owh Will and Consent Uhless he will “ make use of Violence, and a Tyrannical « Power, he cannot:' But some will say there
may happen an Exigence, when the Great ? Council of the People cannot be waited for, the "business admitting of no delay; I am sure,
in the undertaking of a War, there is no “ need of such haft; one has sufficient leisure "to think leisurely of that matter. And this
I dare affirm, that when Kings and Princes “ undertake a War 'with the consent of their “ Subjects, they are both much more power
ful, and more formidable to their Enemies.-"It becomes a King of France least of any " King in the World, to make use of such ex
pressions as this.---- I have a power of raising as "great Taxes as I please on my Subjects; -- for nei“ther he, nor any other, has such a Power ;
and those Courtiers who use such expreslions,' do their King no honour, nor increase his reputation with Foreign Nations; but on
the contrary, create a fear and dread of him « ainong all his Neighbours, who will not up
on any terms- subject themselves to such a a fort of Government. " But if our King, or “ fuch as have a mind to magnify his Power,
wou'd say thus; I have such obedient and vine
loving Subjects, that they will deny me not qe thing in reason or, there is no Prince that (F has a People more willing to forget the - hardships they undergo ; this indeed wou'd * be a Speech that wou'd do him honour, and
give him reputation. But such words as “these do not become a King; I tax as much
as I bave a mind to ; and I have a power of taking it, which I intend to keep. Charles the Fifth never used such Expressions, neither
indeed did I ever hear any of our Kings “ speak such a word ; but only some of their
Ministers and Companions, who thought thereby they did their Masters service : But, in my opinion, they did them a great deal of injury, and spoke those words purely out
of flattery, not considering what they said. “. And as a further Argument of the gentle
disposition of the French, let us but consider that Convention of the Three Estates held at Tours, Anno 1484. after the decease of our King Lewis the Eleventh : About that time the wholsome Institution of the Convention of the Three Estates began to be thought a dangerous thing; and there were some inconfiderable fellows who said then, and often since, that it was High-Treason to make so much as mention of Convocating the States, because it tended to lessen and diminish the King's Authority; but it was they themselves who were guilty of High-Treason against God, the King and the Commonwealth. Neither do such-like Sayings turn to the benefit of any persons, but such as have got great Honours or Employments without any merit of their own ; and have learnt how to flatter and footh, and talk impertinently; and who fear

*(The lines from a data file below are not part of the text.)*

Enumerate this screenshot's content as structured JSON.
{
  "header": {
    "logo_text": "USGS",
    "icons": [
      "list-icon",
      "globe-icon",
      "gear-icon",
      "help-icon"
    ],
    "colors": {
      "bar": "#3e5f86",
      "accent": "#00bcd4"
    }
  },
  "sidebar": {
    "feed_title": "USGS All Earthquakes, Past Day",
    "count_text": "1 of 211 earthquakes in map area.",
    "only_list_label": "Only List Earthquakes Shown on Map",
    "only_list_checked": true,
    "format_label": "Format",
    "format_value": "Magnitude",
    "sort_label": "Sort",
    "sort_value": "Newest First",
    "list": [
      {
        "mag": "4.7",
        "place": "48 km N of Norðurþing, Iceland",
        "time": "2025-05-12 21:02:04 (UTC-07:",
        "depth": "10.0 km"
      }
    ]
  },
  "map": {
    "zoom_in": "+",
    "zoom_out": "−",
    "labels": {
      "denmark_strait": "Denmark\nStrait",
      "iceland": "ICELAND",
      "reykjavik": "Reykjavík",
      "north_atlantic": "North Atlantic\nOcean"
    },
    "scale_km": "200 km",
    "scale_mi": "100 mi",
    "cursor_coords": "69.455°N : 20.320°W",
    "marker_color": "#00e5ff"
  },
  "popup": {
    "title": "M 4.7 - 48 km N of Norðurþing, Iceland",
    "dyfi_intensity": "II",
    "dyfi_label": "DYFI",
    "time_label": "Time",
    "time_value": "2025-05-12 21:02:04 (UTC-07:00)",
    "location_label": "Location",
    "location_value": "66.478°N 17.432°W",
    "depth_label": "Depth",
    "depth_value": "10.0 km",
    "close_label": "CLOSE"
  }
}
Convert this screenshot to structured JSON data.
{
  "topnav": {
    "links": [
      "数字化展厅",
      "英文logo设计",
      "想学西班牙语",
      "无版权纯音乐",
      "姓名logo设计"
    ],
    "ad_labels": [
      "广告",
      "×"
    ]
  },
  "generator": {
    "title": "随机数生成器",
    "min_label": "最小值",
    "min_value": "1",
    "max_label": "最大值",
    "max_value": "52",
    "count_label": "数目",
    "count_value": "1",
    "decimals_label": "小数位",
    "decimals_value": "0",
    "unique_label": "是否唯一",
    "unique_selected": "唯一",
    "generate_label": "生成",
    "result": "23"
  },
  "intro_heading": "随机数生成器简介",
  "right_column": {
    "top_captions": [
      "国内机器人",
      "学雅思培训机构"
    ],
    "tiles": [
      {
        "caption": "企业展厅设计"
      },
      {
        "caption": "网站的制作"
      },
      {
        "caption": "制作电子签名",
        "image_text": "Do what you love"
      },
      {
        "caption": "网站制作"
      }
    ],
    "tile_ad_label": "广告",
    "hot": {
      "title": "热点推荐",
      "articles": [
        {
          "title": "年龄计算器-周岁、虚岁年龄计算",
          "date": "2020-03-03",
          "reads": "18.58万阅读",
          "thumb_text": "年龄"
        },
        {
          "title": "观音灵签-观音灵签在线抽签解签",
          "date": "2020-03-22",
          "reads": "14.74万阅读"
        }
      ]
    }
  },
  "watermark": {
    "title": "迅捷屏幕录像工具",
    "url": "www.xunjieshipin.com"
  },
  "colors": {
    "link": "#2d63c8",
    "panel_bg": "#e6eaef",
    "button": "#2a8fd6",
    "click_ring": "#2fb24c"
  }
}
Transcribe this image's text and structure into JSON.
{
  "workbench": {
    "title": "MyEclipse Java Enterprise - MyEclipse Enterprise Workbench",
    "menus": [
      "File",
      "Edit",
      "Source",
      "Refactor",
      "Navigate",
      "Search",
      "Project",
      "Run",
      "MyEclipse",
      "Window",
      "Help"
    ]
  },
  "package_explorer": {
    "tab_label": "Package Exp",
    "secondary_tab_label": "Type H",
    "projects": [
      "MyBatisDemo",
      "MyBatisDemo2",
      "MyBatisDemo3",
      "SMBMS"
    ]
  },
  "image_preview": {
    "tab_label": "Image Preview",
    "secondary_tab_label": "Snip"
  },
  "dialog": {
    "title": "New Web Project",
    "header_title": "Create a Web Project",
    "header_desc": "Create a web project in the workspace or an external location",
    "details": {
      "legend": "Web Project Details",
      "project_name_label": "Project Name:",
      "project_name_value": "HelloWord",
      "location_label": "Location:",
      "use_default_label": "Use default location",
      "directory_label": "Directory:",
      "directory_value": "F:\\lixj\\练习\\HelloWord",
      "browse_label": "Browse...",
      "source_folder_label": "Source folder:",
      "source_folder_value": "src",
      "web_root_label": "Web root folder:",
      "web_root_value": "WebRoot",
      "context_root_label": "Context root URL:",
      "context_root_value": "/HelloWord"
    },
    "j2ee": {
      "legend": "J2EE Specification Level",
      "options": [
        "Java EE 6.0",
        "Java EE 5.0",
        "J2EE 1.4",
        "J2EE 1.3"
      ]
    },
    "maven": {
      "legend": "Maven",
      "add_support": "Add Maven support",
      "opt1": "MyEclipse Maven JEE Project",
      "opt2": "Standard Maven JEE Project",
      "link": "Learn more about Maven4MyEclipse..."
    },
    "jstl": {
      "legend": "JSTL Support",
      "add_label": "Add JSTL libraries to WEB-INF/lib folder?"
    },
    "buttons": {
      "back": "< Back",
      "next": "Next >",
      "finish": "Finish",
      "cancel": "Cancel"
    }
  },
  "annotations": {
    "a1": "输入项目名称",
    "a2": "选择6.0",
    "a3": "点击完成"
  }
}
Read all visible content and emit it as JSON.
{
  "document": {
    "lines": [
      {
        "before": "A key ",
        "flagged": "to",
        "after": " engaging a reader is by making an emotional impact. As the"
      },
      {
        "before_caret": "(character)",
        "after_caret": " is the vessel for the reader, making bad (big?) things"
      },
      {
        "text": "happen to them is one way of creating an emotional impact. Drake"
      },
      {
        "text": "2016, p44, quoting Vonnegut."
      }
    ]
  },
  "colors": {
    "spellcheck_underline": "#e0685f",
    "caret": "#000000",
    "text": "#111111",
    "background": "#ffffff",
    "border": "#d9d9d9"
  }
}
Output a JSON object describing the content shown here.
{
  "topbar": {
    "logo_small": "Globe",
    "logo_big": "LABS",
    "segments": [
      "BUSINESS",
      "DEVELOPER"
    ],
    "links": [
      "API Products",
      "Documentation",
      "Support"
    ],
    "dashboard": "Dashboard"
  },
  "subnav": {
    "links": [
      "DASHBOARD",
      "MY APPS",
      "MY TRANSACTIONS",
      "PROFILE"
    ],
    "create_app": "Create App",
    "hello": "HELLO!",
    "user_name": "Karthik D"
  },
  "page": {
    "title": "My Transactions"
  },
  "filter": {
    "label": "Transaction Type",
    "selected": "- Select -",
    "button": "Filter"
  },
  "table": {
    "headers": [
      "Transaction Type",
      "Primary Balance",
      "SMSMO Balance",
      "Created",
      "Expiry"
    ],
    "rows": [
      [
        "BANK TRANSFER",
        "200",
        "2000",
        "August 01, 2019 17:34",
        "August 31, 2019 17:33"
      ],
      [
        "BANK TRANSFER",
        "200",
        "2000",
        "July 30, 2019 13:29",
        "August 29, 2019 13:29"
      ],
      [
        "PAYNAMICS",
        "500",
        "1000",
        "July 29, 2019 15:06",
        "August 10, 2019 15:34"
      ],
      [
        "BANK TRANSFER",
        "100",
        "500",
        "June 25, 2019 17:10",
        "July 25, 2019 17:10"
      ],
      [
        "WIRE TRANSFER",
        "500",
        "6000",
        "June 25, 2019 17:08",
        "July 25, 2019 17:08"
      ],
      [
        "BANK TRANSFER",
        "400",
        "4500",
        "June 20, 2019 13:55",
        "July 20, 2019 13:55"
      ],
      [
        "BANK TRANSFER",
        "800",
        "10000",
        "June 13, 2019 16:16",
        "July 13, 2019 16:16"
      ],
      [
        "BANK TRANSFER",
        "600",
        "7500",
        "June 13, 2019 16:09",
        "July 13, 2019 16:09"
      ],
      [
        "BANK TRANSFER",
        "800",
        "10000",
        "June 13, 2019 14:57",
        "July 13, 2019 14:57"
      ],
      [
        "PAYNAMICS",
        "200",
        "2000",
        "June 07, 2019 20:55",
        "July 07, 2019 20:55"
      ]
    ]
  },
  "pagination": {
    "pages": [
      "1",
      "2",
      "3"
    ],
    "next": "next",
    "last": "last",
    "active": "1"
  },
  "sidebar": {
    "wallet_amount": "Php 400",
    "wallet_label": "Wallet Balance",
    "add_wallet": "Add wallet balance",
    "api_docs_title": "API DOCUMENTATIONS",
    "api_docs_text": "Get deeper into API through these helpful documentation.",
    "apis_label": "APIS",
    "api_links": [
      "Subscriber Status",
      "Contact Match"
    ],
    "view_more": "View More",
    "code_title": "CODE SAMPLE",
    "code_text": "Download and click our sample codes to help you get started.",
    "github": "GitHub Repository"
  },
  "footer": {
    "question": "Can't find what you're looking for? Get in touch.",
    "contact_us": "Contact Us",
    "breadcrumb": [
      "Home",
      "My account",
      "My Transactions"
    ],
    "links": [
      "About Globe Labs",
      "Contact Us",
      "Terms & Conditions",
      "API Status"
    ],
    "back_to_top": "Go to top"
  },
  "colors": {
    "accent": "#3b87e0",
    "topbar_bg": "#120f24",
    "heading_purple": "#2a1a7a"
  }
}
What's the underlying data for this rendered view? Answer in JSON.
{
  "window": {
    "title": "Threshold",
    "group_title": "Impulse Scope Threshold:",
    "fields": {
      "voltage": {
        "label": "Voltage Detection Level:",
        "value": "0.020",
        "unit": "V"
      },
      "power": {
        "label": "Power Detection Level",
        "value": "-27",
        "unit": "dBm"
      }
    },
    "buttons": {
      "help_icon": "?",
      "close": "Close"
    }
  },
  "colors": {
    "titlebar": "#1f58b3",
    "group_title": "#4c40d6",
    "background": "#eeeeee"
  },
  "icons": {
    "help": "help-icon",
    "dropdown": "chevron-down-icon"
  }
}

all great Assemblies, left there they shou'd " appear in their proper colours, and have all
evil actions condemned.
CII A P.
CHA P. XIX. : Whether Women are not as much de
barr’d(by the Francogallican Law) from the Administration, as from the Inheritance of the Kingdom.
THE present Dispute being about the Go
vernment of the Kingdom, and the chief Administration of Publick Affairs, we have thought fit not to omit this Question: Whether Women are not as much debarr'd from the Administration, as from the Inheritance of the Kingdom? And in the first place we openly declare, that 'tis none of our intention to argue for or against the Roman Customs or Laws, or those of any other Nation, but only of the Institutions of this our own Francogallia. For as on the one hand 'tis notorious to all the World, that by the Roman Institucions, Women were always under Guardianship, and excluded from intermeddling, either in publick or private Affairs, by reason of the weakness of their Judgment: So on the other, Women ( by ancient Custom ) obtain the supreme Command in some Countries. “ The Britains. (says Tacitus in his “ Life of Agricola ) make no diftin&tion of Sexes
in Government. Thus much being premised, and our Protestation being clearly and plainly proposed, we will now return to the Queftion: And as the Examples of some former times seem to inake for the Affirmative, wherein the · Kingdom of Francogallia has been administred